Music heightens emotions and brings stories to life. In the world of film, soundtracks go hand in hand with the plot wrapping audiences in an emotion or course of action.
The original soundtrack for ‘Gladiator’ was the first to leave an impression on me. Composed and performed by Hans Zimmer and Lisa Gerrard, themes such as ‘The Battle’ create a vivid impression of the clash of the two armies; ‘Now We Are Free’, an emotional and peaceful ending to the hero and film.
Hans Zimmer also wrote the OST for ‘Inception’ (2010). I haven’t seen the film, but it’s enough to listen to the main theme (‘Time’) to feel the heaviness and sadness of the story and want to stop the course of time.
No one writes quirkier stories in film than Tarantino; many times his stories get even quirkier through the use of music.
Sometimes the score takes the story to expected heights. Using ‘Down in Mexico’ for the lap dance in ‘Death Proof’ makes the scene even more memorable.
Other times the score adds new meaning to the story. Using ‘Freedom’ for the scene in ‘Django Unchained’ when Broomhilda gets whipped makes the drama of generations of enslaved African-Americans personal and painful.
Later ‘Who Did That to You’ accompanies Django’s escapes and ride back to the plantation. He is and he rides like a free man inspiring others to be the same. In a way, he is a symbol of all those who were not afraid to fight for freedom.
Tarantino is perhaps best known for using music that contradicts the obvious course of a scene. On the one hand, the scene is horrendously painful; on the other, the music is amusingly upbeat.
This contrast glues audiences’ attention to the action on screen. It makes them watch the respective scene on repeat, remember and relive it when the film is over – through the sheer sound of music.
These are some of the most iconic scenes written and directed by Tarantino. By his own admission, music is a central part of them.

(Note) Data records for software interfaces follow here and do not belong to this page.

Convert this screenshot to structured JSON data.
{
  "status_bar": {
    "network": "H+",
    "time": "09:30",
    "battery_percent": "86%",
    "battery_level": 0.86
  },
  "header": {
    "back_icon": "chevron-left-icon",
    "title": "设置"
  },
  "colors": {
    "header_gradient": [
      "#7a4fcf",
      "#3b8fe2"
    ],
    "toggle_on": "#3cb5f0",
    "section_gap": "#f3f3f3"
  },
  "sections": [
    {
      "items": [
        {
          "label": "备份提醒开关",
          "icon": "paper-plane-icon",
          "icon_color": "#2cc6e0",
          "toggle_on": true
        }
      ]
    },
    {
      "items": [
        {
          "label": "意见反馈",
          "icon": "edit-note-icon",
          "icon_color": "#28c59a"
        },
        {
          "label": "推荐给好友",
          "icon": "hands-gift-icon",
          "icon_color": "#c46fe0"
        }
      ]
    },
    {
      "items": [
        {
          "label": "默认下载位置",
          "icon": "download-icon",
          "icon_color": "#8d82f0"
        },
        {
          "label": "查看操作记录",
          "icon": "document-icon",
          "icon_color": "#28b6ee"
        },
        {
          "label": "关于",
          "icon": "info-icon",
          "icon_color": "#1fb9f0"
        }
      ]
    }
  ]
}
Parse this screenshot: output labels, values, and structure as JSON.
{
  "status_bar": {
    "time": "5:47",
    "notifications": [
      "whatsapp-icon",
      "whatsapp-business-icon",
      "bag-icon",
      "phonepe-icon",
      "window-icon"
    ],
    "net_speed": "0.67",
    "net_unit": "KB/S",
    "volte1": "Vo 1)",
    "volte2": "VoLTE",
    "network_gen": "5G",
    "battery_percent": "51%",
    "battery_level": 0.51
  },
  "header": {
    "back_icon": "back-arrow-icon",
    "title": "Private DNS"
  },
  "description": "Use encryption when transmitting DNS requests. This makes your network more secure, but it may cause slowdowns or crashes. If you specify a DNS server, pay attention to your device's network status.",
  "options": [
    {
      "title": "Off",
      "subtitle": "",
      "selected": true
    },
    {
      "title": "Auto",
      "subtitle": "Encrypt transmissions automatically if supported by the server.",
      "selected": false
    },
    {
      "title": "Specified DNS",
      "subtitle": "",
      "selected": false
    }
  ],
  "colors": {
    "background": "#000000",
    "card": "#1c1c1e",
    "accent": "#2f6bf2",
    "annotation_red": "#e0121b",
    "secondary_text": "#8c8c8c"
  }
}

One of these is the scene when Blonde tortures Nash and severs his ear with a razor in ‘Reservoir Dogs’ while ‘Stuck in the Middle with You’ plays in the background. One of my friends used to wind herself up listening to this track and remembering the scene in the movie.
My personal favourite is the closing scene of ‘Inglorious Basterds’, when Aldo Raine carves a zwastika into Landa’s forehead. ‘Rabbia e Tarantella’ by Ennio Morricone plays in the background and it couldn’t have made for a more ironically funny ending to the film.
I enjoy Tarantino’s films and look forward to watching ‘The Hateful Eight’. I bet there are some musical gems in there, too.
Death Proof: The Coasters, “Down In Mexico”
Django Unchained: Anthony Hamilton & Elayna Boynton, “Freedom”
Django Unchained: John Legend, “Who Did That to You”
Reservoir Dogs: Stealers Wheel, “Stuck in the Middle with You”
Inglorious Basterds: Ennio Morricone, “Rabbia e Tarantella”